“After the high of winning Thunderhill in 2008, last year was a pretty big disappointment,” Saini said. “One of our cars caught fire, but thankfully my friend and co-driver Charles Espenlaub was OK. He even went on to win the Continental Tire Challenge GS Championship this year. We wish he could be back with us for another run at the win, but he’s in Germany with the GS team accepting an award from BMW!
“Even with last year’s misfortune, we bounced back and brought home a runner-up finish in the E1 class. Team MER never gives up and we’re going to take that same fighting spirit all the way to the checkered flag on Sunday.”
The 25 Hours of Thunderhill begins with a two full days of testing, Dec. 2-3, prior to qualifying at 5:15 p.m. (PST) on Dec. 3. The green flag flies at 11 a.m. on Saturday, Dec. 4, with the checkered flag coming out 25 hours later, at Noon on Sunday, Dec. 5. Live timing and scoring is available at www.nasa25hour.com.
Team MER is in the hunt for another 25 Hours of Thunderhill win thanks to the support of its sponsors:
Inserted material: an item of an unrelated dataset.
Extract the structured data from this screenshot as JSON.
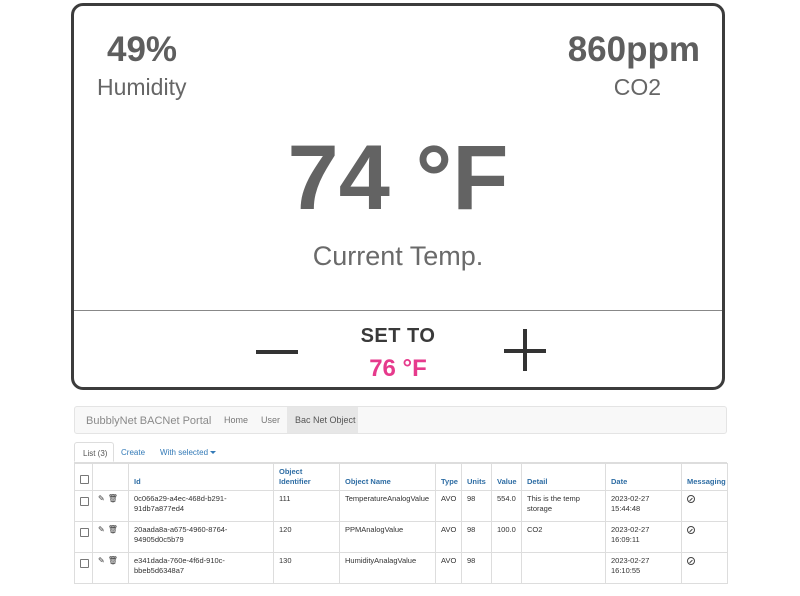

Based at the MotorSport Ranch in Cresson, Texas, Team MER is a leader in Mazda performance, consistently developing the best SCCA, GRAND-AM and NASA cars for purchase, rental or testing. By combining a Championship-winning race team, modification and enhancement shop, research and development facilities and full PR/media services, Team MER is uniquely suited to serve every level of customer, from weekend enthusiast to amateur and pro-level racers. Led by one of Spec Miata’s founding fathers, Shannon McMasters, and professional driver Jason Saini, Team MER employs some of the best and brightest talent available in all disciplines of motorsports. The combination of technical expertise and driving talent is unique in the industry and a proven recipe for success. To learn more visit http://www.goteammer.com/.
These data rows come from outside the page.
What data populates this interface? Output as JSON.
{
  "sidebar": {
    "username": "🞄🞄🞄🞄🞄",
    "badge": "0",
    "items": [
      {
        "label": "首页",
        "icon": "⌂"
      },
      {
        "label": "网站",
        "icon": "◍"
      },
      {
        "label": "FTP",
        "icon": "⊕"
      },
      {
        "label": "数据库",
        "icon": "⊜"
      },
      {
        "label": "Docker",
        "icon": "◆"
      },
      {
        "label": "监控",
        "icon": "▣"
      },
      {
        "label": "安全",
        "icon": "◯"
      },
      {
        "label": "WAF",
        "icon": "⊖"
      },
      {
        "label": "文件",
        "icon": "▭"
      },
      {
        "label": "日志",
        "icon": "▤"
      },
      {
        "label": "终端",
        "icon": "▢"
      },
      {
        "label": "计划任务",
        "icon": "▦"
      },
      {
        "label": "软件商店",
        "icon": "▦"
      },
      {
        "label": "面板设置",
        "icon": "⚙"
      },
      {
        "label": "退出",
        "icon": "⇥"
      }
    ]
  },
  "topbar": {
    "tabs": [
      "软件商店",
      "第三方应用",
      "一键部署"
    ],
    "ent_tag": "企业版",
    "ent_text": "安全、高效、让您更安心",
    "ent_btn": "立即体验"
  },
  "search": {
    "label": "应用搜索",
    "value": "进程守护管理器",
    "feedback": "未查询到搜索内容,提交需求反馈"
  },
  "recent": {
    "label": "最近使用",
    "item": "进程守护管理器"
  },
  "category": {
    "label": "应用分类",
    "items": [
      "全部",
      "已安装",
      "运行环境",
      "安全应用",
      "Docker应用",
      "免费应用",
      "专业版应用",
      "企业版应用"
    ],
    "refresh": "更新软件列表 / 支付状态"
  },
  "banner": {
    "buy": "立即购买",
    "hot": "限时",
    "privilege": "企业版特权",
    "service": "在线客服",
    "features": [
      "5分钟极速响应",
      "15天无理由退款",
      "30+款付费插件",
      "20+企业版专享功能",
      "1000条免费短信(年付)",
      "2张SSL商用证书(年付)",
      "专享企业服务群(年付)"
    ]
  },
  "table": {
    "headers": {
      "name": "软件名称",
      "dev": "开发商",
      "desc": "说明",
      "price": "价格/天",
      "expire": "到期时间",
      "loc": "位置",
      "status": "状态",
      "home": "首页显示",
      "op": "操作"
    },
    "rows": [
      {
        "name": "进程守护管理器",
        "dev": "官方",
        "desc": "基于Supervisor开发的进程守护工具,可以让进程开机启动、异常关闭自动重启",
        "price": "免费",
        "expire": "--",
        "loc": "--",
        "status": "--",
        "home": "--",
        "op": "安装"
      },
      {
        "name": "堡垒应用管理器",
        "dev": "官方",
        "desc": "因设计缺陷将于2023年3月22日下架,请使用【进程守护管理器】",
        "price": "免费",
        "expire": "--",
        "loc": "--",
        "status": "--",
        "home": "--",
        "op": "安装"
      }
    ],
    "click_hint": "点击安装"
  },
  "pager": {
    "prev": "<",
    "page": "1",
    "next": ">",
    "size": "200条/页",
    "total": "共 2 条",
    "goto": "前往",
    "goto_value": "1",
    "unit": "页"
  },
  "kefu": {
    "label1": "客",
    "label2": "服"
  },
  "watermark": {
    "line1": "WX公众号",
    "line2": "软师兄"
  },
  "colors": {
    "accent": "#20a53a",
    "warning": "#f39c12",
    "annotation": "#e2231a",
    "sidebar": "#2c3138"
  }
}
Name: Carl Rydquist Age: 35 Home: Redondo Beach, CA Web:CarlRydquist.com Reel:Click to watch Highlights: Winner of Zandvoort 500 (2005), Winner of Swedish Endurance 3h GT Racing Championship (2004), Winner of Swedish Endurance 8/12h GT Racing Championship (2001), Winner of Eurosport Super Racing Weekend Challenge (2001), Winner Super Lap Battle Lim RWD (2011), Winner Redline Time Attack Mod RWD (2010). 24 Hours of Nurburgring (2006, 2007, 2008, 2009, 2011). 24 Hours of Barcelona (2011). 25 Hours of Thunderhill (2010). Memberships: FIA (intl racing license), SAG Stunt Driver (Screen Actors Guild), Formula D, Performance Two Stunt & Precision Driving Team (Hollywood, CA). Teams: Berk Technology, City Tire, AE Performance, Steam Racing, STORM GT Racing.